As neighborhoods become fiberhoods, the ‘take rate,’ as it’s called, a statistic that tracks how many households are signing up for the service, is roughly 43%, a good number that grows higher as more residents add the gig-speed service and word of mouth spreads about its speed and reliability.
And as more and more household devices and appliances are driven by the internet — everything from lighting to security to thermostats — demand for fast, reliable service grows.
“Customers are streaming more; they’re going into Best Buy, they’re buying a TV that is all streaming,” he noted. “And with the internet of things, with everything from doorbells to vacuum cleaners connected to the internet, people are increasingly concerned about bandwidth and performance.”
As for ordering materials ahead of schedule, that has been one of the keys, along with a solid team, effective buildout strategy, and staying under budget and ahead of schedule, Fitzgerald said.
“We proactively ordered our equipment and materials in advance, before we knew COVID was coming,” he explained. “I learned that in Westfield, and it was a great strategy.”
As South Hadley adds more fiberhoods, it’s becoming apparent that SHELD’s fiber-service initiative could expand well beyond the borders of that town.
Indeed, just as Whip City Fiber has moved beyond Westfield and into the surrounding hilltowns, Fiberspring is now expanding into other communities.
Shutesbury, northeast of South Hadley, was the first town to enter into a contract with the company, and Leverett, which borders Shutesbury, followed soon after. Those two communities, which both had existing networks in place, will bring another 3,000 customers into the fold.
After that … Fitzgerald said there is potential to expand the footprint in several directions.
“We could go pretty much anywhere in this region,” he told BusinessWest. “The key is the truck rolls — if you have to roll a truck to a customer, you need to be able to reach that customer in a reasonable period of time. If a town in New Hampshire or Maine wanted to hire us, we could do it, but we would probably have to put a satellite building there or a small hub or hire technicians that live in that area.
“Just as Westfield is now serving a number of hilltowns, we can now do the same,” he went on, adding that Fiberspring is now competing with Westfield and other providers. “These towns chose us because of our team and our ability to serve them.”
Moving forward, Fitzgerald said there will be several factors that will determine if, when, and to what degree Fiberspring expands.
“First and foremost, we don’t want to negatively impact the service that we provide to South Hadley — those customers are priority one,” he explained. “Second, we want to make sure we have enough resources to adequately perform any of those contracts. And third, does it make sense for our customers? The whole reason we’re doing this is to reduce the cost to the South Hadley customers and at the same time provide a good service to Shutesbury. But ultimately, we need to show cost savings for South Hadley customers, who are our owner, which we will do with these contracts.”
Summing up where the telecom business now known as Fiberspring is, and where it could be a few years or a decade down the road, Fitzgerald said everything is happening faster than he or the SHELD board anticipated.

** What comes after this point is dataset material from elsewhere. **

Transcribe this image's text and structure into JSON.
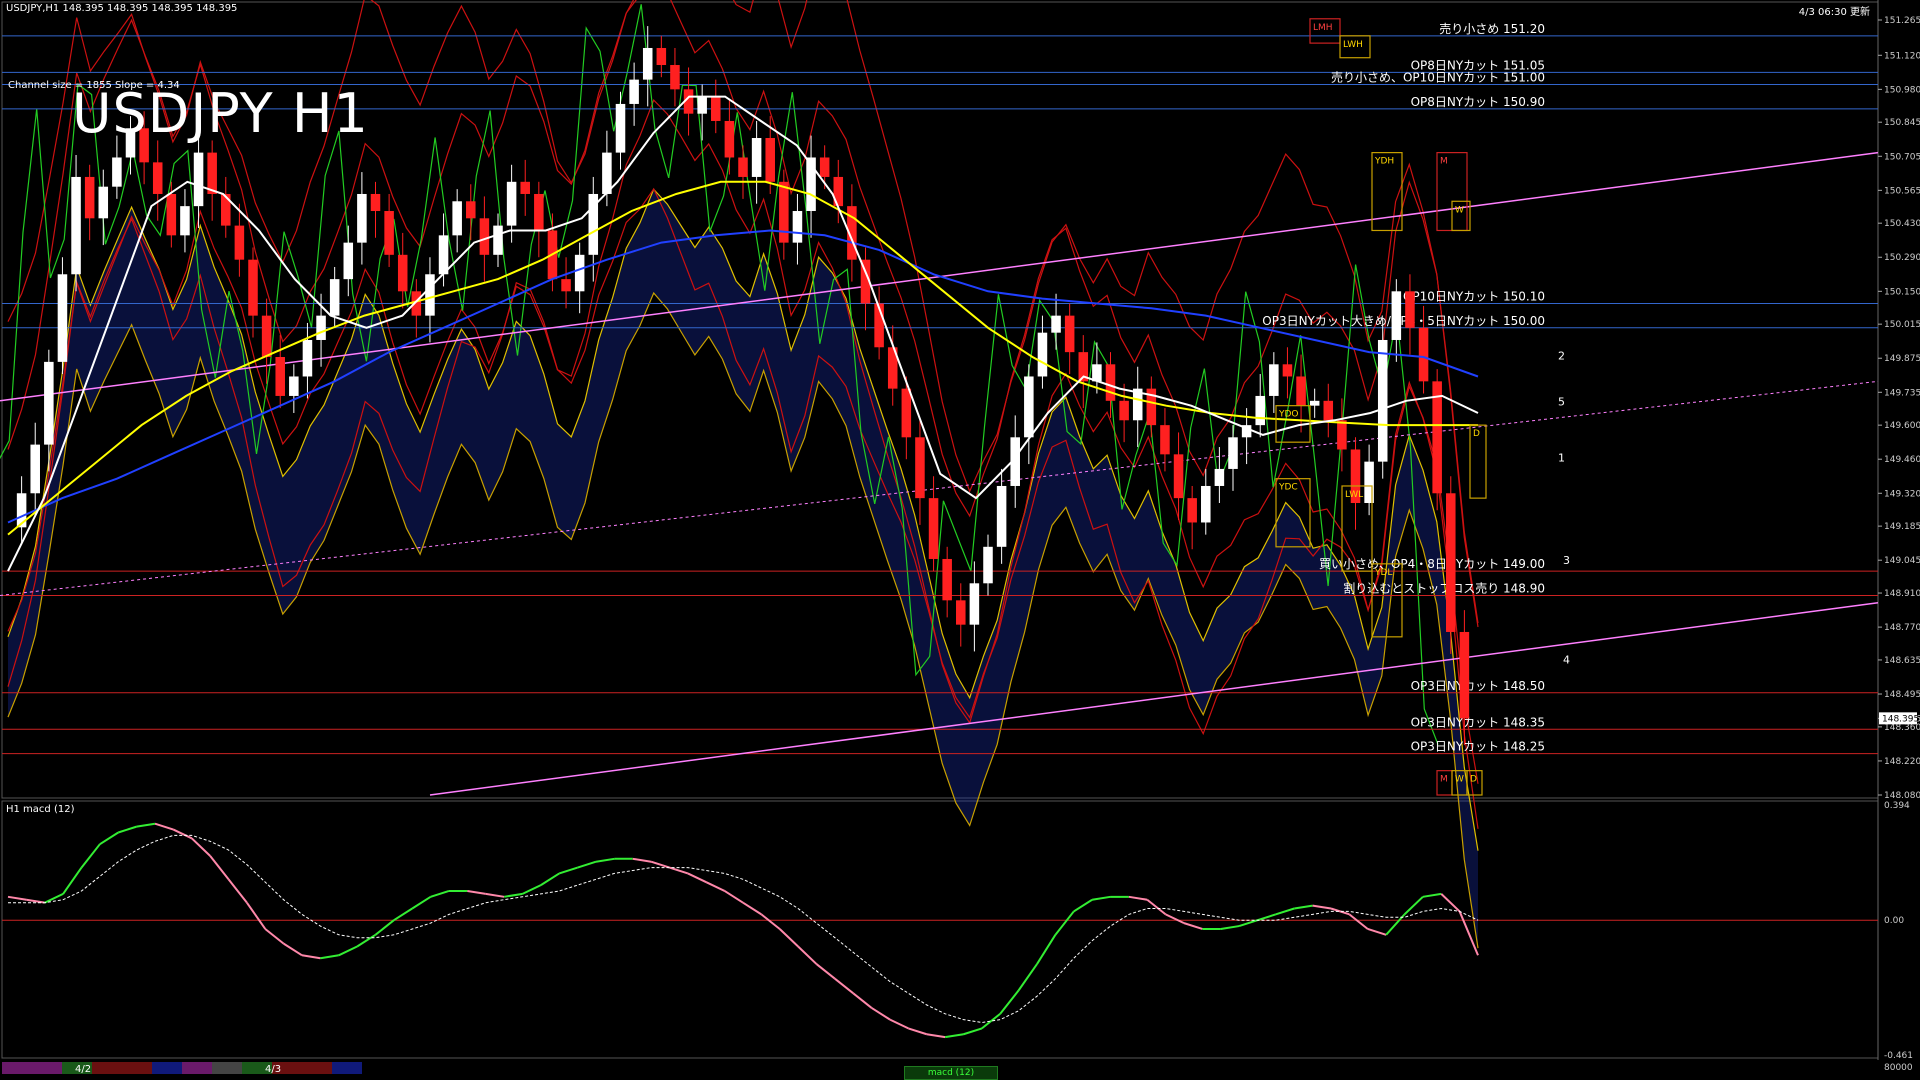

That statement goes for everything from the buildout in South Hadley — again, it’s ahead of schedule — to the expansion of the business into neighboring communities.
That’s a good problem to have — if it’s even a problem — and a business story that bears watching in the months and years to come.
In other words, this new gig — as in gig — has vast potential to be a huge player in this market.
George O’Brien can be reached at [email protected]